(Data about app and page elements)
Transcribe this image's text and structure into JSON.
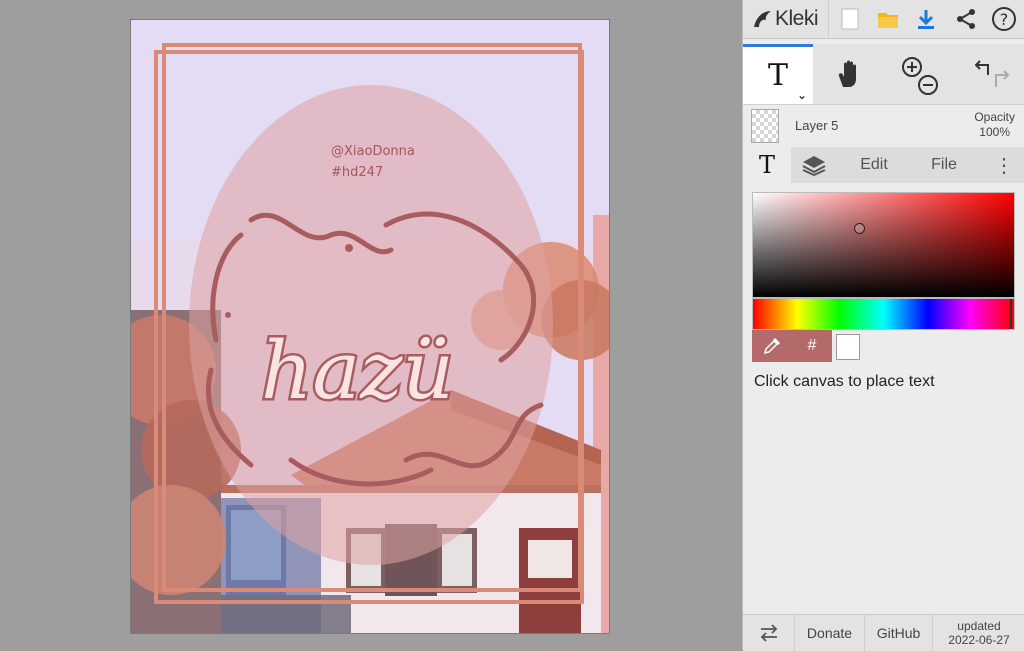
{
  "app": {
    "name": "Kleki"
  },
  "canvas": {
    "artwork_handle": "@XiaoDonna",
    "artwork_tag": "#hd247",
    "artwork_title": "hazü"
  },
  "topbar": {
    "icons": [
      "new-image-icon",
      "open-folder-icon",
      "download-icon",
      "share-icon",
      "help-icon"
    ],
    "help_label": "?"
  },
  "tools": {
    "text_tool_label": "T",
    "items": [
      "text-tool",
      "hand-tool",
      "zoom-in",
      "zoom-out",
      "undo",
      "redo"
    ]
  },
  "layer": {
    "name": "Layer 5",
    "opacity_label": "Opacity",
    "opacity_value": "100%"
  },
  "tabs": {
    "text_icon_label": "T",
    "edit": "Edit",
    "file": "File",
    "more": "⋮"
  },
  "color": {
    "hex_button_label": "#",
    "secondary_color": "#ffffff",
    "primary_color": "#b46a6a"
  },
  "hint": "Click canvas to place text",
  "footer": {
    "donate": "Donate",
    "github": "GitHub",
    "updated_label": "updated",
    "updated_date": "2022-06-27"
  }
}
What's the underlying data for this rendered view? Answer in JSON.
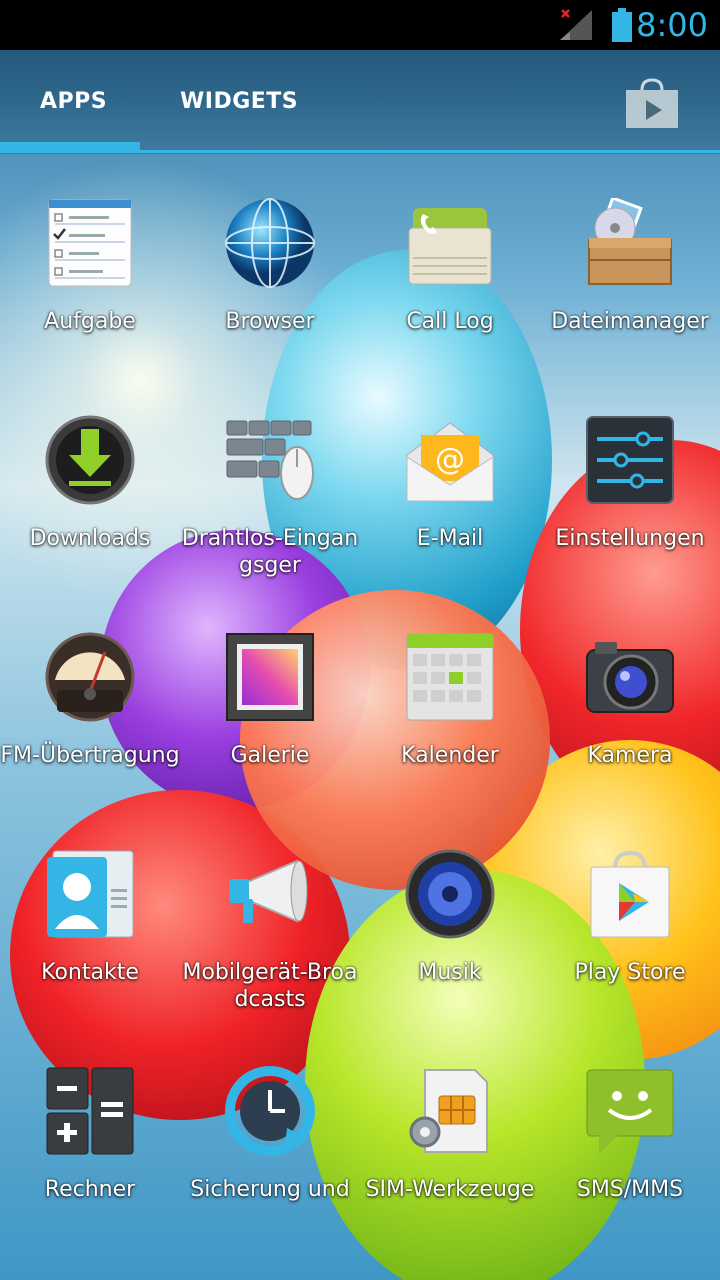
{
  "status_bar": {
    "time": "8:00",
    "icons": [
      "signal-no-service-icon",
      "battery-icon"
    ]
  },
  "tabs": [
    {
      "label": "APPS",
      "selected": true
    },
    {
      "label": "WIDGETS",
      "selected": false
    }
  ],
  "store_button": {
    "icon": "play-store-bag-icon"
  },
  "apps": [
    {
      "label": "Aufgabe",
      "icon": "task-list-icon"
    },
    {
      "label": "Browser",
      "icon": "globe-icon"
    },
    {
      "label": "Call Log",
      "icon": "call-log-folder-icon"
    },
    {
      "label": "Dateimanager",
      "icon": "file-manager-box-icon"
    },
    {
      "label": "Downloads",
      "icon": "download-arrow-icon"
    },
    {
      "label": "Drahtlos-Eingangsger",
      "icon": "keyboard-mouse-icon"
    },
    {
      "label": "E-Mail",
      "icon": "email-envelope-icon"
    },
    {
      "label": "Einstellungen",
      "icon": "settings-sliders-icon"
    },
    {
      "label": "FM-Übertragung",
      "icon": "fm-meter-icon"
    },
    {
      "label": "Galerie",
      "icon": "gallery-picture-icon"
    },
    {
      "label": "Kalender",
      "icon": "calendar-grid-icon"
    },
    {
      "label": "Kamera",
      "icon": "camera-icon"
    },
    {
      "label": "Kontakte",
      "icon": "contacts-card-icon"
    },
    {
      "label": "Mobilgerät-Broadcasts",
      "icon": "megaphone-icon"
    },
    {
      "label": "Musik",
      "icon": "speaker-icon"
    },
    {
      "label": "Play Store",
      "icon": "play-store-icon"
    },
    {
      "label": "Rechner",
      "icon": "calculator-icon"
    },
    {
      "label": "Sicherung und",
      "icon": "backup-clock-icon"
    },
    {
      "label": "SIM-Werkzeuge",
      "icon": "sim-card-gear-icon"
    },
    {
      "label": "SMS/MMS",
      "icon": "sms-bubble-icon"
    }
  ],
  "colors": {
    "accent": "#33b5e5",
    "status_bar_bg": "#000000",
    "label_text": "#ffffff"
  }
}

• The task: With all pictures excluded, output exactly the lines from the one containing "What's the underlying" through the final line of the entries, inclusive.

• Response area:
What's the underlying data for this rendered view? Answer in JSON.
{
  "status_bar": {
    "time": "8:00",
    "icons": [
      "signal-no-service-icon",
      "battery-icon"
    ]
  },
  "tabs": [
    {
      "label": "APPS",
      "selected": true
    },
    {
      "label": "WIDGETS",
      "selected": false
    }
  ],
  "store_button": {
    "icon": "play-store-bag-icon"
  },
  "apps": [
    {
      "label": "Aufgabe",
      "icon": "task-list-icon"
    },
    {
      "label": "Browser",
      "icon": "globe-icon"
    },
    {
      "label": "Call Log",
      "icon": "call-log-folder-icon"
    },
    {
      "label": "Dateimanager",
      "icon": "file-manager-box-icon"
    },
    {
      "label": "Downloads",
      "icon": "download-arrow-icon"
    },
    {
      "label": "Drahtlos-Eingangsger",
      "icon": "keyboard-mouse-icon"
    },
    {
      "label": "E-Mail",
      "icon": "email-envelope-icon"
    },
    {
      "label": "Einstellungen",
      "icon": "settings-sliders-icon"
    },
    {
      "label": "FM-Übertragung",
      "icon": "fm-meter-icon"
    },
    {
      "label": "Galerie",
      "icon": "gallery-picture-icon"
    },
    {
      "label": "Kalender",
      "icon": "calendar-grid-icon"
    },
    {
      "label": "Kamera",
      "icon": "camera-icon"
    },
    {
      "label": "Kontakte",
      "icon": "contacts-card-icon"
    },
    {
      "label": "Mobilgerät-Broadcasts",
      "icon": "megaphone-icon"
    },
    {
      "label": "Musik",
      "icon": "speaker-icon"
    },
    {
      "label": "Play Store",
      "icon": "play-store-icon"
    },
    {
      "label": "Rechner",
      "icon": "calculator-icon"
    },
    {
      "label": "Sicherung und",
      "icon": "backup-clock-icon"
    },
    {
      "label": "SIM-Werkzeuge",
      "icon": "sim-card-gear-icon"
    },
    {
      "label": "SMS/MMS",
      "icon": "sms-bubble-icon"
    }
  ],
  "colors": {
    "accent": "#33b5e5",
    "status_bar_bg": "#000000",
    "label_text": "#ffffff"
  }
}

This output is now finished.